Wednesday, November 2, 2011


 I have discovered a blog pertaining to cross-stitch( which I enjoy reading.  I no longer stitch cross-stitch and also no longer sell cross-stitch (both ended when we moved to Florida 30 years ago--you can't pay Florida rents with cross-stitch sales, at least not on the "gold coast of Florida".)  Anna often has lists of various things on her blog.  The lists are, I think, intended to provoke thought. And rightly so.   One she had recently was of her favorite cross-stitch stores (her lns) where she mentioned that this one was delightful to be in, that one the owner was aloof, etc.  I have a shop in a tourist area.  (Especially when we were in Blowing Rock--you become accustomed to being a treat, rather than a necessity to customers).  I try to guide my customers when they say "I'm going to Santa Fe--is there a needlepoint shop there?"  The TNNA retail listing is a godsend reference for this.  I think people should share their feelings about individual shops--"I felt like there was a minimum purchase";  "had a tiny inventory"; "lots of halloween"; etc.  I have many people reading this blog.  It would be wonderful if you could bring yourself to comment on this issue.  The industry needs more openness.  Think of it as saving your local needlepoint shop.  Think about what makes it "your" shop and why you want it to survive (or not). 

I have a male customer who has a marvelous analytical eye (he was a highly successful business consultant before 9/11 decimated the market).  I love it when he returns from a business trip, because he has gone to needlepoint shops and "looked" at them.  I wish he would do a website critiqueing them because his observations are so right on.

I intend to keep hammering on this topic....why?  Because the needlepoint shop is a dying phenomena.  Donna of http://www.needleworkernotinparadise/ mentions this in her October 30th blog entry.To keep it from totally disappearing, we must analyze it and discover what we want to preserve about it.  Please realize that shop owners are aging as are finishers, with no discernible replacements.  Needlepoint  shops are closing, and are too expensive to open new profitably.  Customers are buying on the internet.  That may take the place of the storefront shops, but where are the stitchers going to find finishers?  Let's face it, nothing ruins your delight in a finished product than the realization that the finisher wasn't quite up to snuff.


  1. My favorite shops (and I've been to quite a few!) are the ones that have helpful, friendly sales people and are well organized with a mix of needlepoint ideas... Sometimes I'm looking for the more traditional Christmas ornaments and sometimes I want to stitch a bracelet... it's find that right mix of inventory and attitude that makes the shop feel like an extension of the favorite place in your house to stitch... it feels like home!
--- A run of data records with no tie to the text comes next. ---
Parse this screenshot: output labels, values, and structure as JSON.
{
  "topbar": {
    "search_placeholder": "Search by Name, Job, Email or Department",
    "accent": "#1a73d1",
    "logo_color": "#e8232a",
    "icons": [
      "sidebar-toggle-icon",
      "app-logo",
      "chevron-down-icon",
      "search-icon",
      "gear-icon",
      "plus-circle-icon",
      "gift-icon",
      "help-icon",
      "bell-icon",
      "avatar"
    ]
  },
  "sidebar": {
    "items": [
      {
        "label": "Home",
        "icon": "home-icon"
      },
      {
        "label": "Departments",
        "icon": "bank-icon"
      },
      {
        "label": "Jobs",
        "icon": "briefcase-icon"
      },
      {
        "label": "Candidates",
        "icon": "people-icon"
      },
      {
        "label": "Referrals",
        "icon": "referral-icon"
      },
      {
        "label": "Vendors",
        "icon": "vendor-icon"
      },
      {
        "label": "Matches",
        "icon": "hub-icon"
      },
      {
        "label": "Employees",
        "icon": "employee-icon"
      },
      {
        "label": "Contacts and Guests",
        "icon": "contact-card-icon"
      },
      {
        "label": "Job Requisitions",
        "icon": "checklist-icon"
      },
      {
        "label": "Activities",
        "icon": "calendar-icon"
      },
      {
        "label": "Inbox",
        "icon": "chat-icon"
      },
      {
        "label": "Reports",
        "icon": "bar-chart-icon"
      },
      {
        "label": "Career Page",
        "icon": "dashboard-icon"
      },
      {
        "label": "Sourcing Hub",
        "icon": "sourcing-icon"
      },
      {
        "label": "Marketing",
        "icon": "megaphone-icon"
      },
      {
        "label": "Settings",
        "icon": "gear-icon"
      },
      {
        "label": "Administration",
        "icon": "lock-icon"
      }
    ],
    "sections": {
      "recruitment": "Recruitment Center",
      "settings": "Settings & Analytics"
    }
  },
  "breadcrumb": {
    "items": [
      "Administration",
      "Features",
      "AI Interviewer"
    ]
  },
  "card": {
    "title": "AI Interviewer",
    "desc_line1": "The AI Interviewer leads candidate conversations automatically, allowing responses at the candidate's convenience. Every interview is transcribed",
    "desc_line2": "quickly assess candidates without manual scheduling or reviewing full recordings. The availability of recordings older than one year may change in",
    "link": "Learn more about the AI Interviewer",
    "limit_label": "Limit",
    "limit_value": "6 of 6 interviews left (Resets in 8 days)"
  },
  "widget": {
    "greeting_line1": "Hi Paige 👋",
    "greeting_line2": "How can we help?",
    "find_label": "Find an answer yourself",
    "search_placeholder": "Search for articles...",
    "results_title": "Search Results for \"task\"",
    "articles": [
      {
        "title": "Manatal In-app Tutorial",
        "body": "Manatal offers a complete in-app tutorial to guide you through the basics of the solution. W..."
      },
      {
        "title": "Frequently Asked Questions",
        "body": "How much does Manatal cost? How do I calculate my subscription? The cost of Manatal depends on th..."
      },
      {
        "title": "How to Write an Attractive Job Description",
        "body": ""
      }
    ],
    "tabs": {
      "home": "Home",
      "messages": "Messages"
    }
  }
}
  2. I can advise about four of the shops I frequent in my area. There are many more but D.C. traffic is horrible so I've never ventured to them although I'd love to be able to take a long weekend and hit them all. First up, Needlewoman East and Waste Knot are about a 15 minute drive apart in the Virginia suburbs of D.C. They both specialize in needlepoint, although NW East has some counted thread and XS charts. Waste Knot has more painted canvases in stock and books while NW East has more thread brands, but they each stock items the other doesn't have, which is lovely as they make a great double destination. Here are the websites. I am not sure NW East is open on Mondays now. Call before you visit.

    I also visit In Stitches in Alexandra, VA (very close to D.C.) once a year as this shop is three traffic lights from the entrance of Woodlawn Plantation which has a big needlework show each year. In Stitches has a lot of knitting supplies, some painted canvases, a wall of Paternayan wool, many counted thread charts, lots of other threads including Gumnuts silks and a lovely selection of tools, buttons, beads, scissors, etc. Not many books but if you are interested in counted thread or knitting as well as NP, you should check the shop out.

    The last shop I visit is a knitting shop called Hunt Country Yarns with some needlepoint canvases (mostly with horse, dog, fox and hunting themes). The yarns are amazing as the owner is a knitter. I have not been to the shop in several years--it is out of the way for me--but they used to stock Paternayan wool and NP Inc. silk only. This shop caters to the wealthy large horse farm owners in the area so the needlepoint canvases stocked reflect their conservative style. The owner Bob and his wife are delightful but not a needlepointer. Still, he knows all about where to get your rug lined and blocked.

    I understand there is a new needlepoint only shop opening in Middleburg not that far from Hunt Country Yarns but it is not open yet. If you are going to be in the Middleburg-Aldie-The Plains area, it would be worth looking in to so you could visit both places.

    I hope this helps your customers. But there are many more shops in Maryland and of course there is The Point of It All in D.C. proper but I have never visited any of them. They are very hard to get to from where I live.

  3. Hey, thanks for the shout out! I'm sorry it's taken me so long to get here. I didn't read much in October when I was sick and then NaBloPoMo came around and my reader just piled up. This is last post to be caught up. And a delightful one at that!